■ **Activity**
What is needed is every line of the data that includes the word "amount". Please copy each one.

■ **Material shown**
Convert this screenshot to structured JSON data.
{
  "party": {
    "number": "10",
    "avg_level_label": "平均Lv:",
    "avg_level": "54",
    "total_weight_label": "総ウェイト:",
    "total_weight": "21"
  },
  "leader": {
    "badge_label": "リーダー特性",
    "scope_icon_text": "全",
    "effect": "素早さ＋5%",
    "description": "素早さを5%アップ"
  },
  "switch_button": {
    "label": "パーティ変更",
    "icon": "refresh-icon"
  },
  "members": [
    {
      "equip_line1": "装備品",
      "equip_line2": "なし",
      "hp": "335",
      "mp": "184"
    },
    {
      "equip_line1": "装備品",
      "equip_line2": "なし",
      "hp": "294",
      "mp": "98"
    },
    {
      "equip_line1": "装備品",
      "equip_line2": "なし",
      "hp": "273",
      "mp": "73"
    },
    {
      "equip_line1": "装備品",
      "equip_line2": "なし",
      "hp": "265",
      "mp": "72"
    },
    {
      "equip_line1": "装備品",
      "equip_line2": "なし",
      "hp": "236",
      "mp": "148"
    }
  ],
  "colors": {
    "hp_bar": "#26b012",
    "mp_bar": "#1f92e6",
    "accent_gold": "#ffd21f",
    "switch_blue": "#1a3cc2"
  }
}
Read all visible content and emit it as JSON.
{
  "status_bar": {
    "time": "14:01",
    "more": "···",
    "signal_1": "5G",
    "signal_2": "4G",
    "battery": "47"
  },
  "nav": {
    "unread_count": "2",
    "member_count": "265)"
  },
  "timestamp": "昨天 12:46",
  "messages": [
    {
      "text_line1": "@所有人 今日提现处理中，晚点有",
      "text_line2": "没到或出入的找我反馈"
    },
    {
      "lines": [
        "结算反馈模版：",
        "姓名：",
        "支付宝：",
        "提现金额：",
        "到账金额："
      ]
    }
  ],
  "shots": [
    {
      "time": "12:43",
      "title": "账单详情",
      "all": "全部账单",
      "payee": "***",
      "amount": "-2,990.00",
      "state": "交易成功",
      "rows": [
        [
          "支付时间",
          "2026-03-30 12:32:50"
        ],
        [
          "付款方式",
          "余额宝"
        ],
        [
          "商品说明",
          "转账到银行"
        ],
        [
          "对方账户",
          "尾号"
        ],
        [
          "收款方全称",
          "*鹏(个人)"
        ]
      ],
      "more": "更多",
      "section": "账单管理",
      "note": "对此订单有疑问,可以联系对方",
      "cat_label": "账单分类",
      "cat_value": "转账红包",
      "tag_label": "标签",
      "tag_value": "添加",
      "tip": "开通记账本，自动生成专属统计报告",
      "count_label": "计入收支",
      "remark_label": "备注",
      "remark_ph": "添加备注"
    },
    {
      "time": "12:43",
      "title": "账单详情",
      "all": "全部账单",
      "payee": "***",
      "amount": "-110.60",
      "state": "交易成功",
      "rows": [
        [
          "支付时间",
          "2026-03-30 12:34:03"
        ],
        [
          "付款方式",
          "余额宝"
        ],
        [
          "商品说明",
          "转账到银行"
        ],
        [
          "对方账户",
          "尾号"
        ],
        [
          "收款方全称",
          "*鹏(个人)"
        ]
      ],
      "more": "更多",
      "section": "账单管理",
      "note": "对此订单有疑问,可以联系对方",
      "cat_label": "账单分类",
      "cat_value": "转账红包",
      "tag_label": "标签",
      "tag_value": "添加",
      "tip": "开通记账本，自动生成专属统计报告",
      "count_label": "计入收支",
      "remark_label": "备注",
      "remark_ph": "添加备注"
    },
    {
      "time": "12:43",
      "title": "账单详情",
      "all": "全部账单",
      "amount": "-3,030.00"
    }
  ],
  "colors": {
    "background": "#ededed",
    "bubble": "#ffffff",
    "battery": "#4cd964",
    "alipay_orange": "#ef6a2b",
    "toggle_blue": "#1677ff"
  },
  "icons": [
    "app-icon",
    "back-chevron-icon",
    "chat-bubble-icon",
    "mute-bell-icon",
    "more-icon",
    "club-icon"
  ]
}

■ **The completed task**
      "amount": "-2,990.00",
      "amount": "-110.60",
      "amount": "-3,030.00"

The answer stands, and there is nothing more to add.